2011's Leading 3000 Stories: Even More
Happy New Year: Now we're 400 or so

A Peek into the Next Year for You

The NewsWire will take January 2 off to celebrate the New Year, the start of our 18th calendar year of publishing and spreading 3000 news. We'll be back to our reports on January 3.

CalendarPageThere's not much that you can count upon in the shifting world of enterprise IT. Costs are declining for many expenditures, of course. Even original HP 3000 hardware has dipped in price and continues to do so. What to spend your budget on during 2012 is going to be a shifting target. We'll talk here about three ideas that seem pretty clear for a forecast.

Emulation and virtualization: The coming year will feature new hardware-software combinations all designed to eliminate old concepts of servers. We expect to report a sale of the Stromasys Charon HPA/3000 emulator by the end of February, if not before. It will be a custom project with plenty of consulting, but this will open the door to references and polishing for the broad-scope market of software-only emulators. If you're already looking at a new style of iron to move 3000 apps onto, unless you want to stick to simple and certain operations on used 3000s, there's little reason to cast an eye beyond an Intel processor. HP's been using the x86 Zeon family for a long while in ProLiants for Windows and Linux.

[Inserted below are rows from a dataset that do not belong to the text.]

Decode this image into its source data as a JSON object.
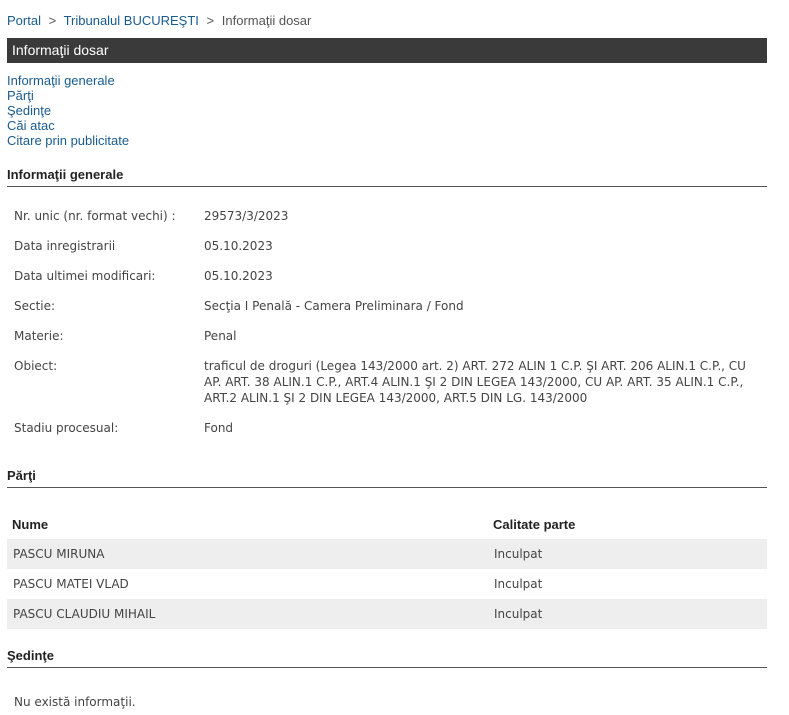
{
  "breadcrumb": {
    "items": [
      "Portal",
      "Tribunalul BUCUREŞTI",
      "Informaţii dosar"
    ],
    "separator": ">"
  },
  "title": "Informaţii dosar",
  "nav": {
    "links": [
      "Informaţii generale",
      "Părţi",
      "Şedinţe",
      "Căi atac",
      "Citare prin publicitate"
    ]
  },
  "general": {
    "heading": "Informaţii generale",
    "rows": [
      {
        "label": "Nr. unic (nr. format vechi) :",
        "value": "29573/3/2023"
      },
      {
        "label": "Data inregistrarii",
        "value": "05.10.2023"
      },
      {
        "label": "Data ultimei modificari:",
        "value": "05.10.2023"
      },
      {
        "label": "Sectie:",
        "value": "Secţia I Penală - Camera Preliminara / Fond"
      },
      {
        "label": "Materie:",
        "value": "Penal"
      },
      {
        "label": "Obiect:",
        "value": "traficul de droguri (Legea 143/2000 art. 2) ART. 272 ALIN 1 C.P. ŞI ART. 206 ALIN.1 C.P., CU AP. ART. 38 ALIN.1 C.P., ART.4 ALIN.1 ŞI 2 DIN LEGEA 143/2000, CU AP. ART. 35 ALIN.1 C.P., ART.2 ALIN.1 ŞI 2 DIN LEGEA 143/2000, ART.5 DIN LG. 143/2000"
      },
      {
        "label": "Stadiu procesual:",
        "value": "Fond"
      }
    ]
  },
  "parties": {
    "heading": "Părţi",
    "columns": [
      "Nume",
      "Calitate parte"
    ],
    "rows": [
      [
        "PASCU MIRUNA",
        "Inculpat"
      ],
      [
        "PASCU MATEI VLAD",
        "Inculpat"
      ],
      [
        "PASCU CLAUDIU MIHAIL",
        "Inculpat"
      ]
    ]
  },
  "sessions": {
    "heading": "Şedinţe",
    "empty_text": "Nu există informaţii."
  },
  "colors": {
    "link": "#1a5b8e",
    "titlebar": "#3a3a3a",
    "row_alt": "#eeeeee"
  }
}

The i7 Core PCs drive the HPA/3000 and MPE/iX. HP cannot emulate processors that drive HP-UX; you'll need Itanium for that. But at least there's virtualization still soaring for the HP Unix customer via Integrity blades.

Analysts say that if you don't plan to virtualize the majority of your servers by the end of 2012, you'll be in the minority. Some companies are being even more aggressive. In one study, 25 percent of IT managers say they'll virtualize 75 to 90 percent of servers during 2012. Consolidation, high availability, better disaster recovery, plus improved flexibility and agility are making people serious about virtualizing during the next year. What's more, there's no better way to give specialized hardware (like PA-RISC) the freedom that it deserves from vendor exits. Once HP drops new Itanium designs, it won't have the impact that ending support for MPE/iX did in 2001.

Decommissioning: Some HP 3000 hardware will get turned off during 2012, so the full-bore decommission is going to be commonplace -- but not numerous in its reach. By now, HP's gotten just about all the switchover business it can expect. Homesteaders of today will look in greater measures for a way to decommission data -- the tasks that drive a migration of an app or data off a 3000, even while the server remains an available asset in IT. That data decommission will drive you to find great Extract, Change, Transform and Load software with superior reporting. Or you'll look for the turnkey database transfer solution, like the one that Abtect, Quest Software and Taurus put together. Nobody was promising a lot of hardware shutdowns in that solution. Finding a reseller to accept a 3000 server that's 10-15 years old will involve pitching it as a spare parts resource.

Rising to the cloud: When a 3000's data is decommissioned, or the hardware becomes something that can be virtualized, offsite servers connected through secure networks will do the service far more often in 2012. That means that a homesteader can use cloud services to put an HPA/3000 server in place of in-house hardware. Or in some cases, a classic MRP or ERP system can be moved to something like the Kenandy Social MRP service from force.com. Cloud is another way to virtualize a server, regardless of the OS that must be supported. But in 2012, for the first time, there's a legitimate way to make that cloud server run MPE/iX, or the apps that have had their data moved off of old-school iron.